WHAT IS BEING ASKED: Each record listed below is to be output exactly as written.

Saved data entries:
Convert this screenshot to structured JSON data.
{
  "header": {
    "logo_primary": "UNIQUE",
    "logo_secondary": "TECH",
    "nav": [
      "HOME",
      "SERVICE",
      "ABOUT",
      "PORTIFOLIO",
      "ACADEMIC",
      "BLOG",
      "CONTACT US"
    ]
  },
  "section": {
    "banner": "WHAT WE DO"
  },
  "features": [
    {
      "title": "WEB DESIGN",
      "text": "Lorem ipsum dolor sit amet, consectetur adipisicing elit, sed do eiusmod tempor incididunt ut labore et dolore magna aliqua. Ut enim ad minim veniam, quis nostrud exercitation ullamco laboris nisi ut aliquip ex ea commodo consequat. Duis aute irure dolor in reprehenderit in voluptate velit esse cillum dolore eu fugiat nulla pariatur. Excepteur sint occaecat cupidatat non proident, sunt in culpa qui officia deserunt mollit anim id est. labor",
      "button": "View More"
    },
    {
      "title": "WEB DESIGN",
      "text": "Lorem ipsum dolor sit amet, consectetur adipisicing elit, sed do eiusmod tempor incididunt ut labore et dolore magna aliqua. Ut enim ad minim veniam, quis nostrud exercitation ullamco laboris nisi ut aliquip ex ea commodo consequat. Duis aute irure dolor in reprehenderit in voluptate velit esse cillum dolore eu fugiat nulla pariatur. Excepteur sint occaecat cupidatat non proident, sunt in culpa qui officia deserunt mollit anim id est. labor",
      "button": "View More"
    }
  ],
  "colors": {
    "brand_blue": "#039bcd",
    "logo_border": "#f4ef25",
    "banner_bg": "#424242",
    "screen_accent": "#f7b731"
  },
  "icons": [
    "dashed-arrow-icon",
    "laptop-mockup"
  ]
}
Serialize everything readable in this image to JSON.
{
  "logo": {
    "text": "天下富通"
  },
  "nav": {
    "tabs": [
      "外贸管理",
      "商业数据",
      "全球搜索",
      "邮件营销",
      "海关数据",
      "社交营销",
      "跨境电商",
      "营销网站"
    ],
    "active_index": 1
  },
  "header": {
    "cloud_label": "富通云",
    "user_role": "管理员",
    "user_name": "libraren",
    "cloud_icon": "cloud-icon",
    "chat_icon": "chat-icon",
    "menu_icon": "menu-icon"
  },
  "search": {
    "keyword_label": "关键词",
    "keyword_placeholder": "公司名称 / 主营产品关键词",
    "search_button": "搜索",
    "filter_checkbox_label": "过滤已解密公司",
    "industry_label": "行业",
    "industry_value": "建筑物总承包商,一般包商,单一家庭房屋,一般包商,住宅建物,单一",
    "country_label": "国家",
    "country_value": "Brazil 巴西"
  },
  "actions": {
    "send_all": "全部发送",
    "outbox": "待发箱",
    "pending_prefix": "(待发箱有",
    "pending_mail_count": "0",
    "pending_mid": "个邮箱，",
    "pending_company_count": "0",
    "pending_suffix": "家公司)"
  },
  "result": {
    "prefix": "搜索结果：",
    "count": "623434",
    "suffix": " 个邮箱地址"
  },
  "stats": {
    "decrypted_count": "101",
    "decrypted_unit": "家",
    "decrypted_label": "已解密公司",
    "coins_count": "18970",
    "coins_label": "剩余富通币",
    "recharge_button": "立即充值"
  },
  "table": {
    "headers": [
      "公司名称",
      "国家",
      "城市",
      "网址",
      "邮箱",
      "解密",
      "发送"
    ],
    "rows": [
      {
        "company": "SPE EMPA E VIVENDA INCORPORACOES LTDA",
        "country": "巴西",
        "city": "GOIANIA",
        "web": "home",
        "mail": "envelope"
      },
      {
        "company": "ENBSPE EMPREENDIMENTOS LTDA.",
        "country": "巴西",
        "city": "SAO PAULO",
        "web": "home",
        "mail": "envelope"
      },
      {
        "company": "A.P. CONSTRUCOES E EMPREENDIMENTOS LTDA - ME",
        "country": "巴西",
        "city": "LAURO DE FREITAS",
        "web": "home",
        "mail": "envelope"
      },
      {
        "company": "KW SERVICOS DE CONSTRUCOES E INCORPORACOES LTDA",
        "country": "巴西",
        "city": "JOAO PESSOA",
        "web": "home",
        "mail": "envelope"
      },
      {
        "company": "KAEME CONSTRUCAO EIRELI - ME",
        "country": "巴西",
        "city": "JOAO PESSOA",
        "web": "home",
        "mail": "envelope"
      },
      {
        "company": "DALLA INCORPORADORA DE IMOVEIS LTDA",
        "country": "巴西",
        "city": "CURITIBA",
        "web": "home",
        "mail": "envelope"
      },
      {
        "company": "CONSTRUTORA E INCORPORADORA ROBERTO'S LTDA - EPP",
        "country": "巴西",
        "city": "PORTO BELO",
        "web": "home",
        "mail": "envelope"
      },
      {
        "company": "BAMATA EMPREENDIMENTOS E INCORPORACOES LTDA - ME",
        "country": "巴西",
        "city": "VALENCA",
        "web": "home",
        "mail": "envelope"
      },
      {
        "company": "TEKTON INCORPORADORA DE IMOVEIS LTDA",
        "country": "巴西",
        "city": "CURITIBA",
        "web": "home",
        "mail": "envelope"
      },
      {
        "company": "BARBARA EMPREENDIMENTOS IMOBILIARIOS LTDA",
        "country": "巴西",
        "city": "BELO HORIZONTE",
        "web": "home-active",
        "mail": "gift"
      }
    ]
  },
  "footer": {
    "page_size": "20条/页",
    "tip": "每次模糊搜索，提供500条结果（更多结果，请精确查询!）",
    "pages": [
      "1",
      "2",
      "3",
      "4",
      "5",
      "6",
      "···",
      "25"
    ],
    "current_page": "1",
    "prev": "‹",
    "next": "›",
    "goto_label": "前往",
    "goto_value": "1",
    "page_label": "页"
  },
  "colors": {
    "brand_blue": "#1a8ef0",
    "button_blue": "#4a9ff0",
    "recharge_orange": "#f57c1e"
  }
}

EXERCISE RESULT:
Convert this screenshot to structured JSON data.
{
  "header": {
    "logo_primary": "UNIQUE",
    "logo_secondary": "TECH",
    "nav": [
      "HOME",
      "SERVICE",
      "ABOUT",
      "PORTIFOLIO",
      "ACADEMIC",
      "BLOG",
      "CONTACT US"
    ]
  },
  "section": {
    "banner": "WHAT WE DO"
  },
  "features": [
    {
      "title": "WEB DESIGN",
      "text": "Lorem ipsum dolor sit amet, consectetur adipisicing elit, sed do eiusmod tempor incididunt ut labore et dolore magna aliqua. Ut enim ad minim veniam, quis nostrud exercitation ullamco laboris nisi ut aliquip ex ea commodo consequat. Duis aute irure dolor in reprehenderit in voluptate velit esse cillum dolore eu fugiat nulla pariatur. Excepteur sint occaecat cupidatat non proident, sunt in culpa qui officia deserunt mollit anim id est. labor",
      "button": "View More"
    },
    {
      "title": "WEB DESIGN",
      "text": "Lorem ipsum dolor sit amet, consectetur adipisicing elit, sed do eiusmod tempor incididunt ut labore et dolore magna aliqua. Ut enim ad minim veniam, quis nostrud exercitation ullamco laboris nisi ut aliquip ex ea commodo consequat. Duis aute irure dolor in reprehenderit in voluptate velit esse cillum dolore eu fugiat nulla pariatur. Excepteur sint occaecat cupidatat non proident, sunt in culpa qui officia deserunt mollit anim id est. labor",
      "button": "View More"
    }
  ],
  "colors": {
    "brand_blue": "#039bcd",
    "logo_border": "#f4ef25",
    "banner_bg": "#424242",
    "screen_accent": "#f7b731"
  },
  "icons": [
    "dashed-arrow-icon",
    "laptop-mockup"
  ]
}
Serialize everything readable in this image to JSON.
{
  "logo": {
    "text": "天下富通"
  },
  "nav": {
    "tabs": [
      "外贸管理",
      "商业数据",
      "全球搜索",
      "邮件营销",
      "海关数据",
      "社交营销",
      "跨境电商",
      "营销网站"
    ],
    "active_index": 1
  },
  "header": {
    "cloud_label": "富通云",
    "user_role": "管理员",
    "user_name": "libraren",
    "cloud_icon": "cloud-icon",
    "chat_icon": "chat-icon",
    "menu_icon": "menu-icon"
  },
  "search": {
    "keyword_label": "关键词",
    "keyword_placeholder": "公司名称 / 主营产品关键词",
    "search_button": "搜索",
    "filter_checkbox_label": "过滤已解密公司",
    "industry_label": "行业",
    "industry_value": "建筑物总承包商,一般包商,单一家庭房屋,一般包商,住宅建物,单一",
    "country_label": "国家",
    "country_value": "Brazil 巴西"
  },
  "actions": {
    "send_all": "全部发送",
    "outbox": "待发箱",
    "pending_prefix": "(待发箱有",
    "pending_mail_count": "0",
    "pending_mid": "个邮箱，",
    "pending_company_count": "0",
    "pending_suffix": "家公司)"
  },
  "result": {
    "prefix": "搜索结果：",
    "count": "623434",
    "suffix": " 个邮箱地址"
  },
  "stats": {
    "decrypted_count": "101",
    "decrypted_unit": "家",
    "decrypted_label": "已解密公司",
    "coins_count": "18970",
    "coins_label": "剩余富通币",
    "recharge_button": "立即充值"
  },
  "table": {
    "headers": [
      "公司名称",
      "国家",
      "城市",
      "网址",
      "邮箱",
      "解密",
      "发送"
    ],
    "rows": [
      {
        "company": "SPE EMPA E VIVENDA INCORPORACOES LTDA",
        "country": "巴西",
        "city": "GOIANIA",
        "web": "home",
        "mail": "envelope"
      },
      {
        "company": "ENBSPE EMPREENDIMENTOS LTDA.",
        "country": "巴西",
        "city": "SAO PAULO",
        "web": "home",
        "mail": "envelope"
      },
      {
        "company": "A.P. CONSTRUCOES E EMPREENDIMENTOS LTDA - ME",
        "country": "巴西",
        "city": "LAURO DE FREITAS",
        "web": "home",
        "mail": "envelope"
      },
      {
        "company": "KW SERVICOS DE CONSTRUCOES E INCORPORACOES LTDA",
        "country": "巴西",
        "city": "JOAO PESSOA",
        "web": "home",
        "mail": "envelope"
      },
      {
        "company": "KAEME CONSTRUCAO EIRELI - ME",
        "country": "巴西",
        "city": "JOAO PESSOA",
        "web": "home",
        "mail": "envelope"
      },
      {
        "company": "DALLA INCORPORADORA DE IMOVEIS LTDA",
        "country": "巴西",
        "city": "CURITIBA",
        "web": "home",
        "mail": "envelope"
      },
      {
        "company": "CONSTRUTORA E INCORPORADORA ROBERTO'S LTDA - EPP",
        "country": "巴西",
        "city": "PORTO BELO",
        "web": "home",
        "mail": "envelope"
      },
      {
        "company": "BAMATA EMPREENDIMENTOS E INCORPORACOES LTDA - ME",
        "country": "巴西",
        "city": "VALENCA",
        "web": "home",
        "mail": "envelope"
      },
      {
        "company": "TEKTON INCORPORADORA DE IMOVEIS LTDA",
        "country": "巴西",
        "city": "CURITIBA",
        "web": "home",
        "mail": "envelope"
      },
      {
        "company": "BARBARA EMPREENDIMENTOS IMOBILIARIOS LTDA",
        "country": "巴西",
        "city": "BELO HORIZONTE",
        "web": "home-active",
        "mail": "gift"
      }
    ]
  },
  "footer": {
    "page_size": "20条/页",
    "tip": "每次模糊搜索，提供500条结果（更多结果，请精确查询!）",
    "pages": [
      "1",
      "2",
      "3",
      "4",
      "5",
      "6",
      "···",
      "25"
    ],
    "current_page": "1",
    "prev": "‹",
    "next": "›",
    "goto_label": "前往",
    "goto_value": "1",
    "page_label": "页"
  },
  "colors": {
    "brand_blue": "#1a8ef0",
    "button_blue": "#4a9ff0",
    "recharge_orange": "#f57c1e"
  }
}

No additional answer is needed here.